**About this exercise**
Find the string "UPPERCASE" in the entries and copy each line that has it.

---- Exercise materials

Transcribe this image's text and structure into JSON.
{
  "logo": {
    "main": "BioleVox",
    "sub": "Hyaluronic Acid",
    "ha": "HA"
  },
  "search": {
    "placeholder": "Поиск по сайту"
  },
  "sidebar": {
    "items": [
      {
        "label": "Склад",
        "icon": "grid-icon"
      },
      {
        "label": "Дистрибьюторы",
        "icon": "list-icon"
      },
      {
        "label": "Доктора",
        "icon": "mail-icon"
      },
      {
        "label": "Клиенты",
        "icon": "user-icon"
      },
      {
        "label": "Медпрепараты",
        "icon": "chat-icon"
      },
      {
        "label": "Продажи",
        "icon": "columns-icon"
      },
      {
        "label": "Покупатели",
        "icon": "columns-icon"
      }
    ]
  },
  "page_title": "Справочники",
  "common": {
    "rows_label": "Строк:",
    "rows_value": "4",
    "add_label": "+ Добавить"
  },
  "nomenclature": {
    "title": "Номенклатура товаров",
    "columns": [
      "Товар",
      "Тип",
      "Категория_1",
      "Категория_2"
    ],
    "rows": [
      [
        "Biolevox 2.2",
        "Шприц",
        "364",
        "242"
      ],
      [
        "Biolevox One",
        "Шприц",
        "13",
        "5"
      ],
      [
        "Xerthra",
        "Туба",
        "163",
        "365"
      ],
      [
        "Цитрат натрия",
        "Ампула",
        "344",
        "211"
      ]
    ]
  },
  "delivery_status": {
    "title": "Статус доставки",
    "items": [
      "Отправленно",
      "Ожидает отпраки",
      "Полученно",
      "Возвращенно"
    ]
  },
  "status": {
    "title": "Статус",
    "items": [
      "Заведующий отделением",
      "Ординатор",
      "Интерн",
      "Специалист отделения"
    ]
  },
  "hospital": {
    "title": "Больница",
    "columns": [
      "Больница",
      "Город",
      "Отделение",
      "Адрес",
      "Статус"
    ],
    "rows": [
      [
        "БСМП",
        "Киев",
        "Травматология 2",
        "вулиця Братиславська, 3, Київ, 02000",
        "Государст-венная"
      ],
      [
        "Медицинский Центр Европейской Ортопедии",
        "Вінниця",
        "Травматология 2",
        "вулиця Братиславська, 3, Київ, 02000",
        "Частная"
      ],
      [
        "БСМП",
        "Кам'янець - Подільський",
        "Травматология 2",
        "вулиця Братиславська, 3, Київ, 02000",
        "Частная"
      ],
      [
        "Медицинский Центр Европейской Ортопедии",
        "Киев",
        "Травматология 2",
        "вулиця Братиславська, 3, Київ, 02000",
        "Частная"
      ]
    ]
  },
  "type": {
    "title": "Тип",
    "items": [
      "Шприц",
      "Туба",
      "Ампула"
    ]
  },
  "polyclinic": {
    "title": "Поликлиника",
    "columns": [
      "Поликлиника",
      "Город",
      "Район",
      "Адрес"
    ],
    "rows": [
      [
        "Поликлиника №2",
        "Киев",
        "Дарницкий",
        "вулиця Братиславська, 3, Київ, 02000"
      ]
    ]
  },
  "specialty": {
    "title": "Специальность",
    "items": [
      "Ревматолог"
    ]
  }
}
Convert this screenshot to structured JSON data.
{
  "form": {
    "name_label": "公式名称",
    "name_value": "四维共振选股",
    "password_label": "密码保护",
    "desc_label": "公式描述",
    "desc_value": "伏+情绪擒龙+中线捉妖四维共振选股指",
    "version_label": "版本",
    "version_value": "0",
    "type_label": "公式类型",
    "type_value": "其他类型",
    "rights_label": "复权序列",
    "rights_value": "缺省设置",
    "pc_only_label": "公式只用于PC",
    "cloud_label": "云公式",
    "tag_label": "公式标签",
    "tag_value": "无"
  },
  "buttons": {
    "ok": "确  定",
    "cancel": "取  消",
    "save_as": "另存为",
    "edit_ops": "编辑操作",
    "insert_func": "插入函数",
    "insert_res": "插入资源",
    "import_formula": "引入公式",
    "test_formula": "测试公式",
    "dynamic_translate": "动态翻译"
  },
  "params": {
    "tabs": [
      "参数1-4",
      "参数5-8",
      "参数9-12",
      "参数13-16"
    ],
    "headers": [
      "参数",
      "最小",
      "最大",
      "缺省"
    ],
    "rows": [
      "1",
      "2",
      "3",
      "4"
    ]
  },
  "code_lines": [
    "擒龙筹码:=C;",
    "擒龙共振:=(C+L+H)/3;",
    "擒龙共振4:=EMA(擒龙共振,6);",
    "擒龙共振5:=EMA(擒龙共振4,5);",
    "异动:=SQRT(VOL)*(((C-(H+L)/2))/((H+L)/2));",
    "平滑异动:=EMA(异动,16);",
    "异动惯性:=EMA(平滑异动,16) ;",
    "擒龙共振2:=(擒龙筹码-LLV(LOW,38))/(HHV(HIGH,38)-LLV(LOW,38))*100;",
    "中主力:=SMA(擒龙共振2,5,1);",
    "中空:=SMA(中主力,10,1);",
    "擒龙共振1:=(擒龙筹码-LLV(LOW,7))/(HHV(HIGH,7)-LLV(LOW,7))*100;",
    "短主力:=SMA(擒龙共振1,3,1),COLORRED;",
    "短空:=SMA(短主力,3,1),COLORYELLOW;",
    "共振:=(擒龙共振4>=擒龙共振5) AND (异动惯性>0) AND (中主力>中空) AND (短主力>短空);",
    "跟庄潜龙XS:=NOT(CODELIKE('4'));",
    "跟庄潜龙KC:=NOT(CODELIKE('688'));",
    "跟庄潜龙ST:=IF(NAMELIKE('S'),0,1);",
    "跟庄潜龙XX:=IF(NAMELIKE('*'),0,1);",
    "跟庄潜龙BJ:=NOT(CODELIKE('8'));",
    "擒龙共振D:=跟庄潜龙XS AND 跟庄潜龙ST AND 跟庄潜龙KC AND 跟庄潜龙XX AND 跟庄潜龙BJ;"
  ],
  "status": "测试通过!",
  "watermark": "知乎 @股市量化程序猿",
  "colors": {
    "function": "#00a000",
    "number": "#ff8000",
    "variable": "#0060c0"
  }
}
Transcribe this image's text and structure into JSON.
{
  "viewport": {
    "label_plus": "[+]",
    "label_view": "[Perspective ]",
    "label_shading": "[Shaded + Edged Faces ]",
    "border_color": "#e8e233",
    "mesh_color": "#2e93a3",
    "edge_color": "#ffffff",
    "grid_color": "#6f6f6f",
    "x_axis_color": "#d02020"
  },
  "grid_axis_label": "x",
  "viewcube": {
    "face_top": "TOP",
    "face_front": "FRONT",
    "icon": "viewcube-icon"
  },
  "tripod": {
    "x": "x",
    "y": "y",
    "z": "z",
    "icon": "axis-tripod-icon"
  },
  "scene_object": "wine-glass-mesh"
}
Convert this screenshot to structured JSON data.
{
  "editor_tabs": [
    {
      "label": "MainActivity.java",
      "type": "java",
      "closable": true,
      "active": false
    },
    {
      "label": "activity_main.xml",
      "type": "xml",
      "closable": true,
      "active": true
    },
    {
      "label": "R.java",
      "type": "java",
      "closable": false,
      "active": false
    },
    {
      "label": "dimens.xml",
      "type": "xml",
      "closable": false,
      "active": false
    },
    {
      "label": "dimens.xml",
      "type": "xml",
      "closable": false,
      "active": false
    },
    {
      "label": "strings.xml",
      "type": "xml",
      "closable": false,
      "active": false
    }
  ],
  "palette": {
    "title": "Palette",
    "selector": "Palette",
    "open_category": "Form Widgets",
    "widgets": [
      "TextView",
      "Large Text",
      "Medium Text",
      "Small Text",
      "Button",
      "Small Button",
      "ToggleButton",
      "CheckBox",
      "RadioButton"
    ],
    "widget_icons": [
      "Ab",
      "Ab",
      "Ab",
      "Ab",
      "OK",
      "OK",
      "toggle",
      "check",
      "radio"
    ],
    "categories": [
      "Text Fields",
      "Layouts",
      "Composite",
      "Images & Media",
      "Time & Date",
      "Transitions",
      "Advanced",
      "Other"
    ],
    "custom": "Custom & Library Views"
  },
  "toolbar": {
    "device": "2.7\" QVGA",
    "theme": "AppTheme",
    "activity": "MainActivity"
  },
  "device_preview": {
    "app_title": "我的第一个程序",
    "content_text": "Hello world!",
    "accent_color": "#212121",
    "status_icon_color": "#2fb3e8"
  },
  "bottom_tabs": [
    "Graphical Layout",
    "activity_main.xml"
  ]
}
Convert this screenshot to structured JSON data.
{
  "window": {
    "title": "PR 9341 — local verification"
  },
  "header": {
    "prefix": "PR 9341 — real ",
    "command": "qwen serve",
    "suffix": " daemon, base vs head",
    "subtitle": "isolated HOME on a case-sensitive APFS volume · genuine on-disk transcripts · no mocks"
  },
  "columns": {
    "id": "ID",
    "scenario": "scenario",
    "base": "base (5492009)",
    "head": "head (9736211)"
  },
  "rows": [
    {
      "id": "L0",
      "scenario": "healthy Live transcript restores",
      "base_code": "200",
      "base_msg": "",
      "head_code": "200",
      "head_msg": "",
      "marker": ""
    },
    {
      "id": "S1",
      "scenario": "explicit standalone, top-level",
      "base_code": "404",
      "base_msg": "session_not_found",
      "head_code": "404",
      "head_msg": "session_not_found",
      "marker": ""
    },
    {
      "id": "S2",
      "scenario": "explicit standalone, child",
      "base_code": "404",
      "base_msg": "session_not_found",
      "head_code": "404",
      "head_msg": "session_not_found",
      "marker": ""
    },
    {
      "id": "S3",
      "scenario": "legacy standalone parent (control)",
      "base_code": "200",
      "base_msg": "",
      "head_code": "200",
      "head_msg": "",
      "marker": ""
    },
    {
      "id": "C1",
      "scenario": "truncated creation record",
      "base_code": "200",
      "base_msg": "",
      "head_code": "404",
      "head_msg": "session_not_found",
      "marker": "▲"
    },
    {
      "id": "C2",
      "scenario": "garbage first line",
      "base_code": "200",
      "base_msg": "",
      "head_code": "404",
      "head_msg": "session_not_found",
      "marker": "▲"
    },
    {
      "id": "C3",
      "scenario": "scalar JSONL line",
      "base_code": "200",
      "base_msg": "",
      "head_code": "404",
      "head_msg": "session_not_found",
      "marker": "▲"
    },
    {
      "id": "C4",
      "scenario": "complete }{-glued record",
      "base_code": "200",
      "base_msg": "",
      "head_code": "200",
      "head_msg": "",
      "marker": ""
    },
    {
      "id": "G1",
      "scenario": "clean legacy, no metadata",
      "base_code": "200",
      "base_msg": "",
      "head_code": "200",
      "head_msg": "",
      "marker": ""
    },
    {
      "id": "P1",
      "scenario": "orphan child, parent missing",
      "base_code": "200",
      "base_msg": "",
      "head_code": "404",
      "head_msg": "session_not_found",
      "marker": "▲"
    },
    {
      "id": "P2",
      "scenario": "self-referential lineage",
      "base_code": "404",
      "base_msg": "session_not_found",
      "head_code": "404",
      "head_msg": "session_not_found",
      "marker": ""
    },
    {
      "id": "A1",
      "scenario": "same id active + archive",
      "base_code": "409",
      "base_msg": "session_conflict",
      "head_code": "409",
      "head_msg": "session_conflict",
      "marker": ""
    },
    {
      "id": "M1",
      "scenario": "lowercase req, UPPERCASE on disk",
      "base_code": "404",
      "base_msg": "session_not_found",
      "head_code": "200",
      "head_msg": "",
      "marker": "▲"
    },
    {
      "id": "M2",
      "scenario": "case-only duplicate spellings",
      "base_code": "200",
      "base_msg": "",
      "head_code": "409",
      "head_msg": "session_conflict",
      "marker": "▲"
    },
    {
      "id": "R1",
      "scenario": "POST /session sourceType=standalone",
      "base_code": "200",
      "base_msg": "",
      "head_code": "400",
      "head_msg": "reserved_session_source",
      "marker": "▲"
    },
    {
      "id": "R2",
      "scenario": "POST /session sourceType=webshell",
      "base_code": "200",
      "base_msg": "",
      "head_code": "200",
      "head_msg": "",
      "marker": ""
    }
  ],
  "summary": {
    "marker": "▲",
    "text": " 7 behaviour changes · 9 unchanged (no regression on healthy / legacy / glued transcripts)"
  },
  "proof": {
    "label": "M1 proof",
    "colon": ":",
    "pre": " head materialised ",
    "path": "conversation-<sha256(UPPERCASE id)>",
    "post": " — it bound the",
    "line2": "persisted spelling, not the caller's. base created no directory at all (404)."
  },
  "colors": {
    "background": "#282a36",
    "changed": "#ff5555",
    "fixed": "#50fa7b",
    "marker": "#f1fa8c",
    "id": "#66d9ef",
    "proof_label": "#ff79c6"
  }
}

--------

**Response to this exercise**
      "scenario": "lowercase req, UPPERCASE on disk",
    "path": "conversation-<sha256(UPPERCASE id)>",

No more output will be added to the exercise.